Work instruction:
Establish how many lines in the entries hold the string "label". The number by itself is the whole answer.

Data records:
*****
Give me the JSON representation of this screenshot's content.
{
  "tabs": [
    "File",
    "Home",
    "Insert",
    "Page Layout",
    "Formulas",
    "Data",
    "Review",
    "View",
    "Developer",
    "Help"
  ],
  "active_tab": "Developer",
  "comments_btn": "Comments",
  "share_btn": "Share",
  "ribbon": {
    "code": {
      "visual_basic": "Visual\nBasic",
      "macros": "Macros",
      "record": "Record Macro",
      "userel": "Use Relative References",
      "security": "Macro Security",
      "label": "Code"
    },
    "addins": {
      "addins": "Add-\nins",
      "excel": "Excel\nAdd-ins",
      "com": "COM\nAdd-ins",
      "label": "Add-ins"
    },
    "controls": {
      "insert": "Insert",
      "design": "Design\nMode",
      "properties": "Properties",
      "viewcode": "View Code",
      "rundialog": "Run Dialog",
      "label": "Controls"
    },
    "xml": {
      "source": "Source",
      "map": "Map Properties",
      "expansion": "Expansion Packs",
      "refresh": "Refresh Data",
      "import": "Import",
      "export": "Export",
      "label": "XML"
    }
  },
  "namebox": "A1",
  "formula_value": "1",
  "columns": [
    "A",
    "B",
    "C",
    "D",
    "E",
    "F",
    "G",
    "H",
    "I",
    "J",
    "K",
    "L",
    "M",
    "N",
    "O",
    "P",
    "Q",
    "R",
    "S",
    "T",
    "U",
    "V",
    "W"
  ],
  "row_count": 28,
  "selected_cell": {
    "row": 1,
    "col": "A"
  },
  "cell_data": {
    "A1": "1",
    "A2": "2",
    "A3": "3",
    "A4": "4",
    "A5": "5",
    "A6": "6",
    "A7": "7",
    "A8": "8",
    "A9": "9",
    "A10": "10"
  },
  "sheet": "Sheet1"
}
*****
Answer space:
4